3. In a real good conversation, only one person is talking a lot of the time.
Why is it important that the New York dialect be described and anallyzed by a native New Yorker like D. Tannen?
Conversational habits are not universal. People from different ethnic and social backgrounds have different conversational habits that seem self-evident to them.
What are the advantages and disadvantages of knowing N.Y dialects?
- Identify misconception/ give explanations
- Find accurate information
- Be able to explain cultural factors (local knowledge)
- Collection of natural data
- Pre-conceived assumption (bias) not as objective
- Too familiar
Describe how Wolfman and Schilling-estes expalin "standard, dialect, and vernacular language."
Discuss the disadvantages of having a global language according to David crystal.
- Cultivation of elite monolingual class
- unfair benefits to the speakers of the global language
- linguistic complacency
- consequences of linguistic death
Define "Intelligibility" and provide examples
Def: the recogniition of a word or another sentence-level element of an utterance
- Ex: if one were to hear "anyone lived in a pretty how town," one would probably recognize this as an utterance made up of six english words.

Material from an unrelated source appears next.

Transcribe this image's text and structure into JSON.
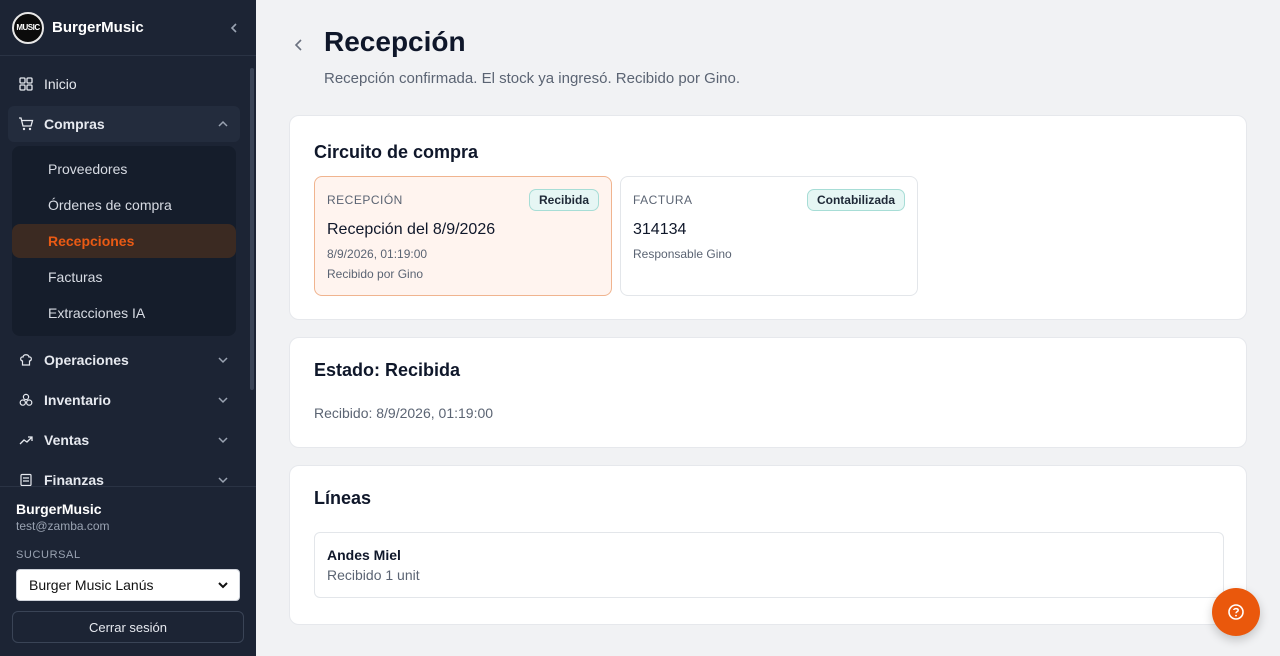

One would asked to repeat the utterance to write it as dictation.
- Volume, clarity and speed of the recitation, as well as presence/absence of outside noise, would affect the results.
Define "comprehensibility" and provide an example.
- Def: refers to the recognition of a meaning attached to a word or utterance.
- it includes the hearer's crucial role in recognizing the speaker's intent.
Ex: when we hear the word "please" we ordinarily understand it to be related to a request or directive, usually polite.
- 2 ways to check the comprehensibility
- ask for the utterance to be paraphrased by the listener/reader
- ask a question about the statement.
Define "interpretability" and give an example.
Def: refers to the recognition by the hearer/reader of the intent of purpose of an utterance.
Ex: the perlocutionary effect the speaker/writer is aiming at.
Explain why you agree that the value of English for international communication will be lost
"English as an international language... wil. succomb to the same fate as Latin."
- The possibitilty of English branching off by its dialects.
- Example: Latin branching off to Portugeuse, romaninan, French, etc.
- - English will branch off to American English, British English, Australian English, etc.
Fallacious. Europe used the language the wrong way. English speakers can also crack the langauge if not used the same way.